(Page and application data records)
===

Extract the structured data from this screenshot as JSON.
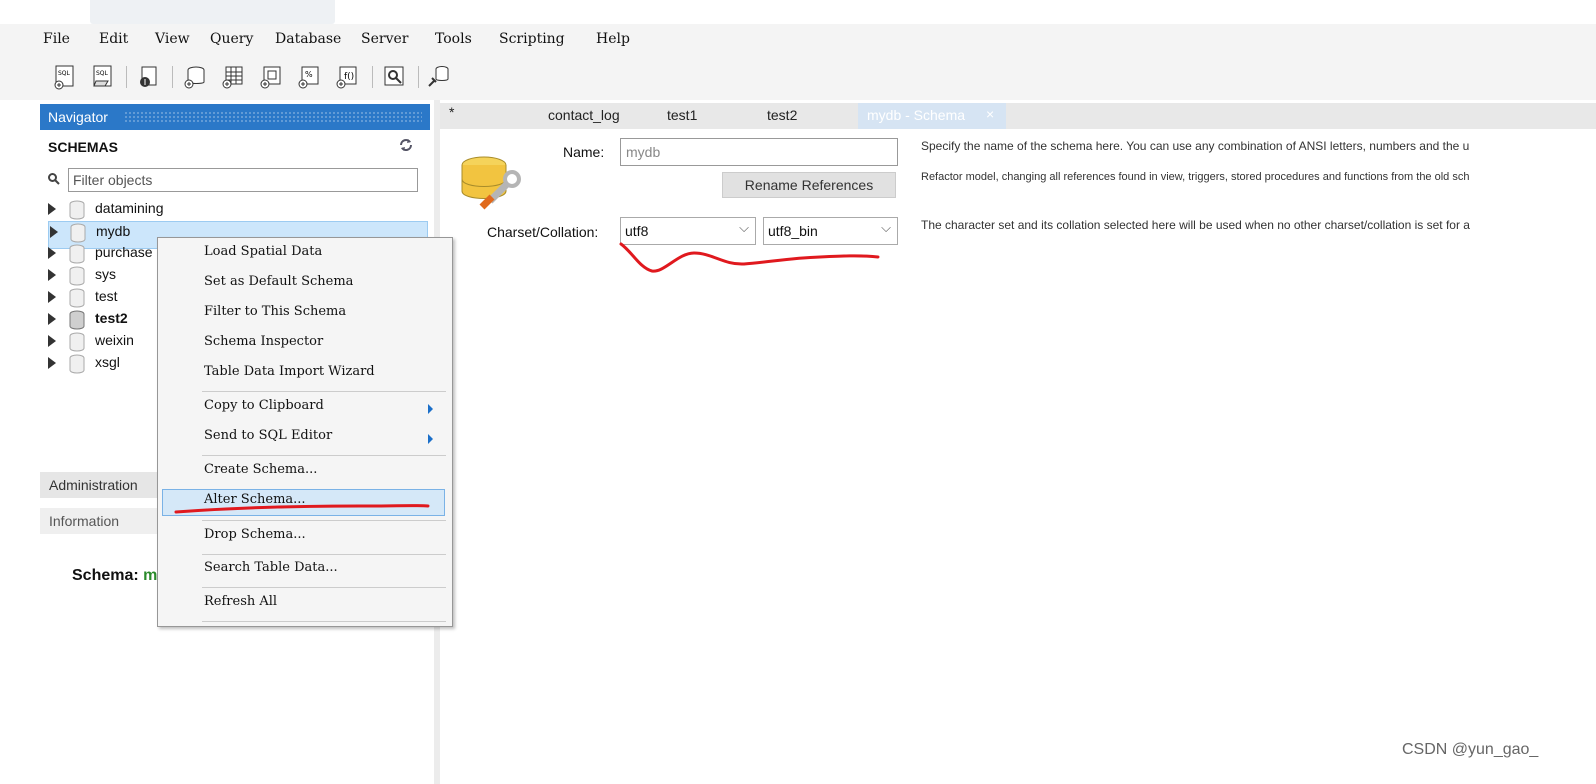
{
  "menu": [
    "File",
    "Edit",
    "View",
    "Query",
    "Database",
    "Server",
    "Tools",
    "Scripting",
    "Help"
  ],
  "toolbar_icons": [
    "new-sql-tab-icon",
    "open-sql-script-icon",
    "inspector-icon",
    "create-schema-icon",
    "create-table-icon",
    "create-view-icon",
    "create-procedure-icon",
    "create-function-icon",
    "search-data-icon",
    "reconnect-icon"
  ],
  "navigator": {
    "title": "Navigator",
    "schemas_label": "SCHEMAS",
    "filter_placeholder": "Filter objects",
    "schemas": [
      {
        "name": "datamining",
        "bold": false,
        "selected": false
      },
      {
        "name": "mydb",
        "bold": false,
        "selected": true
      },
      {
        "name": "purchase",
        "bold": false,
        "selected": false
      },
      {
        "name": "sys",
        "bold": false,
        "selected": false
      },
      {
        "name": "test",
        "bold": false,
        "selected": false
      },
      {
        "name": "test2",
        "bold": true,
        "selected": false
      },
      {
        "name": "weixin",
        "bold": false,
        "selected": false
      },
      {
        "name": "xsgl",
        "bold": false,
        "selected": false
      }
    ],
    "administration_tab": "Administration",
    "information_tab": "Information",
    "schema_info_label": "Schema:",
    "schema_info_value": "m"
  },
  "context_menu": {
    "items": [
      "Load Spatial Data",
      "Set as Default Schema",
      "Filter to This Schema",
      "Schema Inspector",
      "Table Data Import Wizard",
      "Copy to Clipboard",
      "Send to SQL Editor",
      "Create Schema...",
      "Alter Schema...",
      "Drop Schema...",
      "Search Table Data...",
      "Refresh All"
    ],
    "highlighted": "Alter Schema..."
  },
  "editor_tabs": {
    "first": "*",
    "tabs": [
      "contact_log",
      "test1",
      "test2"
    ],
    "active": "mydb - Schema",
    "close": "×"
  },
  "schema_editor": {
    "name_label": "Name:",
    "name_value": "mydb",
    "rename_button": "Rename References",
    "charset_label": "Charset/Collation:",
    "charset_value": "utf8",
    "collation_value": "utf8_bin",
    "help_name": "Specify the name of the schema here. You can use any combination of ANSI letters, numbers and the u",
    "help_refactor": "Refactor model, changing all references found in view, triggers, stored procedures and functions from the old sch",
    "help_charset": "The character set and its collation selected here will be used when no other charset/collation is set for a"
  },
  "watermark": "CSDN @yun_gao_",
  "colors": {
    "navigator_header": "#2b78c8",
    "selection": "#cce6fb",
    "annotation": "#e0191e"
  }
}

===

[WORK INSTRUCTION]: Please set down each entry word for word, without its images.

[EXERCISE RESULT]:
Extract the structured data from this screenshot as JSON.
{
  "menu": [
    "File",
    "Edit",
    "View",
    "Query",
    "Database",
    "Server",
    "Tools",
    "Scripting",
    "Help"
  ],
  "toolbar_icons": [
    "new-sql-tab-icon",
    "open-sql-script-icon",
    "inspector-icon",
    "create-schema-icon",
    "create-table-icon",
    "create-view-icon",
    "create-procedure-icon",
    "create-function-icon",
    "search-data-icon",
    "reconnect-icon"
  ],
  "navigator": {
    "title": "Navigator",
    "schemas_label": "SCHEMAS",
    "filter_placeholder": "Filter objects",
    "schemas": [
      {
        "name": "datamining",
        "bold": false,
        "selected": false
      },
      {
        "name": "mydb",
        "bold": false,
        "selected": true
      },
      {
        "name": "purchase",
        "bold": false,
        "selected": false
      },
      {
        "name": "sys",
        "bold": false,
        "selected": false
      },
      {
        "name": "test",
        "bold": false,
        "selected": false
      },
      {
        "name": "test2",
        "bold": true,
        "selected": false
      },
      {
        "name": "weixin",
        "bold": false,
        "selected": false
      },
      {
        "name": "xsgl",
        "bold": false,
        "selected": false
      }
    ],
    "administration_tab": "Administration",
    "information_tab": "Information",
    "schema_info_label": "Schema:",
    "schema_info_value": "m"
  },
  "context_menu": {
    "items": [
      "Load Spatial Data",
      "Set as Default Schema",
      "Filter to This Schema",
      "Schema Inspector",
      "Table Data Import Wizard",
      "Copy to Clipboard",
      "Send to SQL Editor",
      "Create Schema...",
      "Alter Schema...",
      "Drop Schema...",
      "Search Table Data...",
      "Refresh All"
    ],
    "highlighted": "Alter Schema..."
  },
  "editor_tabs": {
    "first": "*",
    "tabs": [
      "contact_log",
      "test1",
      "test2"
    ],
    "active": "mydb - Schema",
    "close": "×"
  },
  "schema_editor": {
    "name_label": "Name:",
    "name_value": "mydb",
    "rename_button": "Rename References",
    "charset_label": "Charset/Collation:",
    "charset_value": "utf8",
    "collation_value": "utf8_bin",
    "help_name": "Specify the name of the schema here. You can use any combination of ANSI letters, numbers and the u",
    "help_refactor": "Refactor model, changing all references found in view, triggers, stored procedures and functions from the old sch",
    "help_charset": "The character set and its collation selected here will be used when no other charset/collation is set for a"
  },
  "watermark": "CSDN @yun_gao_",
  "colors": {
    "navigator_header": "#2b78c8",
    "selection": "#cce6fb",
    "annotation": "#e0191e"
  }
}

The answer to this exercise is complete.